WORK TASK:
Check each line of the material that follows, and copy those holding the string "icon".

AVAILABLE RECORDS:
****************************************
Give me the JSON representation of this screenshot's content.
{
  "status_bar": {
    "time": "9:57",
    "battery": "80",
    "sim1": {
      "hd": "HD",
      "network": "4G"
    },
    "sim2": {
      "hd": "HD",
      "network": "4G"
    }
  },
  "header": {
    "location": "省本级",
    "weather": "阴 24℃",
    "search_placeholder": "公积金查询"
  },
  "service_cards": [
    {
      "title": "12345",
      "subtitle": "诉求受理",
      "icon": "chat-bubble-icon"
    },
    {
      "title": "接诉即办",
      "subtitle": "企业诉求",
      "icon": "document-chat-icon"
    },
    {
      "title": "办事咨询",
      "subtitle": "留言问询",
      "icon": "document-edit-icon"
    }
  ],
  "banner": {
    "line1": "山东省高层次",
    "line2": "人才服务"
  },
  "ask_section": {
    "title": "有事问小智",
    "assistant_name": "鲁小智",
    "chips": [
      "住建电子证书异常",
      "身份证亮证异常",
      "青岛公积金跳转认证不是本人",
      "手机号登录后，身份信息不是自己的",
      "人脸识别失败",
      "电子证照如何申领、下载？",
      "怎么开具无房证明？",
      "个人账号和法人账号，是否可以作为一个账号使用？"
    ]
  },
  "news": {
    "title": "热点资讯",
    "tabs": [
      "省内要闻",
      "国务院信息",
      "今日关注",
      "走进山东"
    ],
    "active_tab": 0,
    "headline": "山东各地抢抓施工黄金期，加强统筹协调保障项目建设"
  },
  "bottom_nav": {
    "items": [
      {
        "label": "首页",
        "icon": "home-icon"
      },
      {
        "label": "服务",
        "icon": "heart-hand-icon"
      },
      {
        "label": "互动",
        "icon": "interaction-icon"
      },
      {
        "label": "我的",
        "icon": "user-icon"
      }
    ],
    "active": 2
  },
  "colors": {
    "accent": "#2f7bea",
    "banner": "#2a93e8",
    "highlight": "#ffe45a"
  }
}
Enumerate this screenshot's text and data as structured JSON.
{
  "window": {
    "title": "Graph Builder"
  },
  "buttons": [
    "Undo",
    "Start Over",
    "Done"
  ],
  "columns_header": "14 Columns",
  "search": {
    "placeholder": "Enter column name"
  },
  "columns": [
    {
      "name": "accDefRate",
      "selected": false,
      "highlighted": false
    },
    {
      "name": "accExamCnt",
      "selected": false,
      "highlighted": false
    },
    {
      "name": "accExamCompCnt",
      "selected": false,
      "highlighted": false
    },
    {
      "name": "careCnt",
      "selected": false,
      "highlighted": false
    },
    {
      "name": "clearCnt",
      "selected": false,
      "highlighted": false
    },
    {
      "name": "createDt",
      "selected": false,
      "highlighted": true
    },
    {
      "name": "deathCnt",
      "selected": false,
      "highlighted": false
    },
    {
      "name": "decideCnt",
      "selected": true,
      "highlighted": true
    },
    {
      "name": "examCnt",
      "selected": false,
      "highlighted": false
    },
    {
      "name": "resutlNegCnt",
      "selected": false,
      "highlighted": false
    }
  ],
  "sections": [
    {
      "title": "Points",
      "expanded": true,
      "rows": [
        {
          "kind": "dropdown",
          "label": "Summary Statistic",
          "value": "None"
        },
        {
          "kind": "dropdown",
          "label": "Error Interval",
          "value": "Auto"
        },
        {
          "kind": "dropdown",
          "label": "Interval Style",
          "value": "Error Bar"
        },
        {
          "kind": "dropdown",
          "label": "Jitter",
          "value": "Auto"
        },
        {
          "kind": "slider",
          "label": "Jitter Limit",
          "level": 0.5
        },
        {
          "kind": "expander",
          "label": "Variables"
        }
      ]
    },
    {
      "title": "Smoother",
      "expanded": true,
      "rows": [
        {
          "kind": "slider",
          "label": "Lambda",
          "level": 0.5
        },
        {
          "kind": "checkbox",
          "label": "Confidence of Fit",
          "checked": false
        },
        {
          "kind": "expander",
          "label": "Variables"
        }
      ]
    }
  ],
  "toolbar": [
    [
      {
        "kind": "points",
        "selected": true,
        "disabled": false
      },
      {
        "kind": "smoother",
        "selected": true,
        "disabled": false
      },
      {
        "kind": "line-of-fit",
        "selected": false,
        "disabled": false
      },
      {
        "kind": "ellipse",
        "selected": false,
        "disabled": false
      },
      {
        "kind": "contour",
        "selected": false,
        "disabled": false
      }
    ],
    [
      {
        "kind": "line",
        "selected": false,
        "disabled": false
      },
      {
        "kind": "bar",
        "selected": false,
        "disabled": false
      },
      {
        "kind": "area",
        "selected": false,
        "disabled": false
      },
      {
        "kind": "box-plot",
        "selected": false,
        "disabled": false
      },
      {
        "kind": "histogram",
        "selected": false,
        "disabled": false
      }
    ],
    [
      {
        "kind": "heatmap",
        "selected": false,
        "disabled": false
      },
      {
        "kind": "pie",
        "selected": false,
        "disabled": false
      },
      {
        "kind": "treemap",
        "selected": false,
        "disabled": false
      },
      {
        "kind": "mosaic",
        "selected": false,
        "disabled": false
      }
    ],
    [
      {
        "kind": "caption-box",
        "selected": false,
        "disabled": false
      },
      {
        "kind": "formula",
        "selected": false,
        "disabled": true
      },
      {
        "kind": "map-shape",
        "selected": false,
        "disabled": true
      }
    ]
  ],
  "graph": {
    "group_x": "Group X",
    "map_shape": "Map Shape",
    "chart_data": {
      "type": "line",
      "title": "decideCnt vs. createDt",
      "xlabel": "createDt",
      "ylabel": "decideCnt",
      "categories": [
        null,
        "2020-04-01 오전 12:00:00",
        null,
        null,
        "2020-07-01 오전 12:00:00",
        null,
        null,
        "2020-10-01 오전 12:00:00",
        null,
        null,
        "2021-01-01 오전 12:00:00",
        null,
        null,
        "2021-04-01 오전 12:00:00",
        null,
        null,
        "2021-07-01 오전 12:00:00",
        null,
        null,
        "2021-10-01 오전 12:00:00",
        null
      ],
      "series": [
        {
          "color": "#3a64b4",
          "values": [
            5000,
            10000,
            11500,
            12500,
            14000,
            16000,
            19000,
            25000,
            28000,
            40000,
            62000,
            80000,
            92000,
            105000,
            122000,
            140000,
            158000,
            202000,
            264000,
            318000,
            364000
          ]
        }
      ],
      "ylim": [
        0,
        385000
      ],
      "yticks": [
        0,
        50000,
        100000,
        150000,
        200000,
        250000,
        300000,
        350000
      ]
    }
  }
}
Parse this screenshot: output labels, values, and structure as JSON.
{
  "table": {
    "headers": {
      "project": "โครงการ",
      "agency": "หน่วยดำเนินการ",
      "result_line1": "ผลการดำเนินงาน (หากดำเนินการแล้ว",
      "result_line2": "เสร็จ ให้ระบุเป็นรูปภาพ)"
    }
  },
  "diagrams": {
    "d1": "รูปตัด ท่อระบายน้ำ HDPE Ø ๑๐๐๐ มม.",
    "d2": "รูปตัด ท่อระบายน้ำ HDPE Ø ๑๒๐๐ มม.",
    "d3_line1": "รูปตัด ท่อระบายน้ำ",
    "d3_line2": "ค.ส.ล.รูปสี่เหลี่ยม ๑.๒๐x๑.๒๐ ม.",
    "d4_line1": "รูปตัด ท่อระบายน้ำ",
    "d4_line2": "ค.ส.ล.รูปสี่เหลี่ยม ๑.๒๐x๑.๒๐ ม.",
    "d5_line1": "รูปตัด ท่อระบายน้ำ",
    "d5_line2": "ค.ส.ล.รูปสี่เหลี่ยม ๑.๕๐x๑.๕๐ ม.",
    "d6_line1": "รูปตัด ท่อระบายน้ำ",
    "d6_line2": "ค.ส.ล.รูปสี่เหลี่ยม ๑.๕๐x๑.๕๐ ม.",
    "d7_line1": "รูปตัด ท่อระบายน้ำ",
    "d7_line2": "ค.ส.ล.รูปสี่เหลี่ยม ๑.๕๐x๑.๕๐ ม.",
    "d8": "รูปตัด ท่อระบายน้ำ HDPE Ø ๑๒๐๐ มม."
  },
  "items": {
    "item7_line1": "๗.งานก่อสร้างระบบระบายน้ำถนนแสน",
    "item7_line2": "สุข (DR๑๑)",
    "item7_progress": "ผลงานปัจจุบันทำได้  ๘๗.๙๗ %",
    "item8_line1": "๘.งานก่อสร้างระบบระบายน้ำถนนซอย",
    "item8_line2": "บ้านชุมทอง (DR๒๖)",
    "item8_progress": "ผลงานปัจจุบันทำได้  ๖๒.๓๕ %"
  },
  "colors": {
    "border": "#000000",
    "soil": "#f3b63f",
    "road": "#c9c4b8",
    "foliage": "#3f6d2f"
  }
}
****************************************
RESPONSE TO THIS TASK:
      "icon": "chat-bubble-icon"
      "icon": "document-chat-icon"
      "icon": "document-edit-icon"
        "icon": "home-icon"
        "icon": "heart-hand-icon"
        "icon": "interaction-icon"
        "icon": "user-icon"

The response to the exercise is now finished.